This page contains instructions for setting up only the interpreter and other command-line tools. This is a much simpler installation than setting up the web server, which is described in Web Server Installation.
Note that Python 3.5 or higher is required in all cases. If your system defaults to Python 2.x, you probably need to use pip3 instead of pip. Notable culprits here are Raspbian and Debian. This is likely to be the problem if you get the message Could not find a version that satisfies the requirement bardolph.
Because the Bardolph wheel designates lifxlan as a dependency, it may also be downloaded and installed.
pip install bardolph
After this intallation, the lsc, lsrun, and lscap commands will be available in your .local/bin directory. In addition, if you’re planning on embedding scripts in your own Python program, the Bardolph support code will be importable.
To get a copy of the sample script files, you should get the full source tree.
git clone https://github.com/al-fontes-jr/bardolph
Alternative: Build and Install¶
You can use this process if you want to build from source and install the local package. In this case, you should still use pip as your package manager, so that you can use it later to remove your build and clean out unwanted files.

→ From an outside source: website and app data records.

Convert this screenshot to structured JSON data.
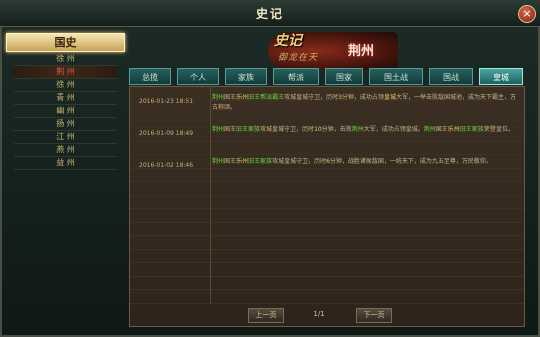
{
  "window": {
    "title": "史记",
    "close_label": "×"
  },
  "sidebar": {
    "header": "国史",
    "items": [
      {
        "label": "徐 州",
        "active": false
      },
      {
        "label": "荆 州",
        "active": true
      },
      {
        "label": "徐 州",
        "active": false
      },
      {
        "label": "青 州",
        "active": false
      },
      {
        "label": "幽 州",
        "active": false
      },
      {
        "label": "扬 州",
        "active": false
      },
      {
        "label": "江 州",
        "active": false
      },
      {
        "label": "燕 州",
        "active": false
      },
      {
        "label": "益 州",
        "active": false
      }
    ]
  },
  "banner": {
    "logo_line1": "史记",
    "logo_line2": "御龙在天",
    "region": "荆州"
  },
  "tabs": [
    {
      "label": "总揽",
      "active": false
    },
    {
      "label": "个人",
      "active": false
    },
    {
      "label": "家族",
      "active": false
    },
    {
      "label": "帮派",
      "active": false
    },
    {
      "label": "国家",
      "active": false
    },
    {
      "label": "国土战",
      "active": false
    },
    {
      "label": "国战",
      "active": false
    },
    {
      "label": "皇城",
      "active": true
    }
  ],
  "entries": [
    {
      "time": "2016-01-23 18:51",
      "parts": [
        {
          "t": "荆州",
          "c": "g"
        },
        {
          "t": "国王"
        },
        {
          "t": "乐州",
          "c": "y"
        },
        {
          "t": "旧王",
          "c": "g"
        },
        {
          "t": "帮派霸王",
          "c": "g"
        },
        {
          "t": "攻城皇城守卫，历时"
        },
        {
          "t": "3",
          "c": "y"
        },
        {
          "t": "分钟，成功占领"
        },
        {
          "t": "皇城",
          "c": "y"
        },
        {
          "t": "大军，一举击败敌国城池，成为天下霸主，万古称颂。"
        }
      ]
    },
    {
      "time": "2016-01-09 18:49",
      "parts": [
        {
          "t": "荆州",
          "c": "g"
        },
        {
          "t": "国王"
        },
        {
          "t": "旧王家族",
          "c": "g"
        },
        {
          "t": "攻城皇城守卫，历时"
        },
        {
          "t": "10",
          "c": "y"
        },
        {
          "t": "分钟，击败"
        },
        {
          "t": "荆州",
          "c": "g"
        },
        {
          "t": "大军，成功占领皇城。"
        },
        {
          "t": "荆州",
          "c": "g"
        },
        {
          "t": "国王"
        },
        {
          "t": "乐州",
          "c": "y"
        },
        {
          "t": "旧王家族",
          "c": "g"
        },
        {
          "t": "荣登皇位。"
        }
      ]
    },
    {
      "time": "2016-01-02 18:46",
      "parts": [
        {
          "t": "荆州",
          "c": "g"
        },
        {
          "t": "国王"
        },
        {
          "t": "乐州",
          "c": "y"
        },
        {
          "t": "旧王家族",
          "c": "g"
        },
        {
          "t": "攻城皇城守卫，历时"
        },
        {
          "t": "6",
          "c": "y"
        },
        {
          "t": "分钟，战胜诸侯敌国，一统天下，成为九五至尊，万民敬仰。"
        }
      ]
    }
  ],
  "pager": {
    "prev": "上一页",
    "page": "1/1",
    "next": "下一页"
  }
}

To do this, you need to have setuptools installed.
With setuptools on your system:
pip install lifxlan git clone https://github.com/al-fontes-jr/bardolph cd bardolph python setup.py sdist bdist_wheel pip install --no-index --find-links ./dist bardolph
Note that the invocation of setup.py creates the dist directory. Within that directory, it creates a .whl file containing the new package. When you run pip, it finds that file and installs it. You need to install lifxlan manually because the installation of bardolph is limited to local files.
When you get a newer release of the code, you can upgrade it with:
python setup.py bdist pip install --upgrade --no-index --find-links ./dist bardolph
Testing the Installation¶
The lsrun, lscap, and lsc commands are small Python programs that are installed in .local/bin in your home directory, such as:
because of this, you’ll probably want to add ~/.local/bin to your PATH.
A more brute-force method is to use sudo pip when installing, which makes the commands available to every user with no changes to the path. However, that has a system-wide effect that you probably want to avoid. Another alternative is to use virtualenv.
To do a quick sanity check:
This should display a help screen. To make sure Bardolph is able to access your actual bulbs:
This will discover the lights on the network and output a plain-text report with the state of each light it finds.
The source distribution includes some examples in a directory named scripts. For example:
To run a script without attempting to access any lights (for example, if you don’t have any), use the “fakes” option:
lsrun -f scripts/on-all.ls
pip uninstall bardolph
This will work whether you installed a downloaded package, or built and installed a package locally.
Modifying the Configuration¶
Under most conditions, there should be no need to modify the configuration. However, if you need to do so, you have a couple of choices. If you build and install the source code, you can edit bardolph/controller/config_values.py. That file contains all of the default settings.
Alternatively, you can specify a configuration file when starting one of the command-line tools. The lsrun, lsc, and lscapture commands all accept the -c or –config-file option. For example:
lsrun -c config.ini scripts/on-all.ls
In this case, lsrun will first initialize all of its internal settings. It will then read the file config.ini and replace whatever settings are overridden by that file. For example, by default, all logging output is sent to the screen. To override that setting and send output to a file, you could put the following content into config.ini:
[logger] log_file: /var/log/lights.log log_to_console: False
An example file with some candidates for customization are in the source distribution, in the file docs/bardolph.ini. Note that this file is for documentation purposes only; no configuration file outside of the default Python code should be necessary.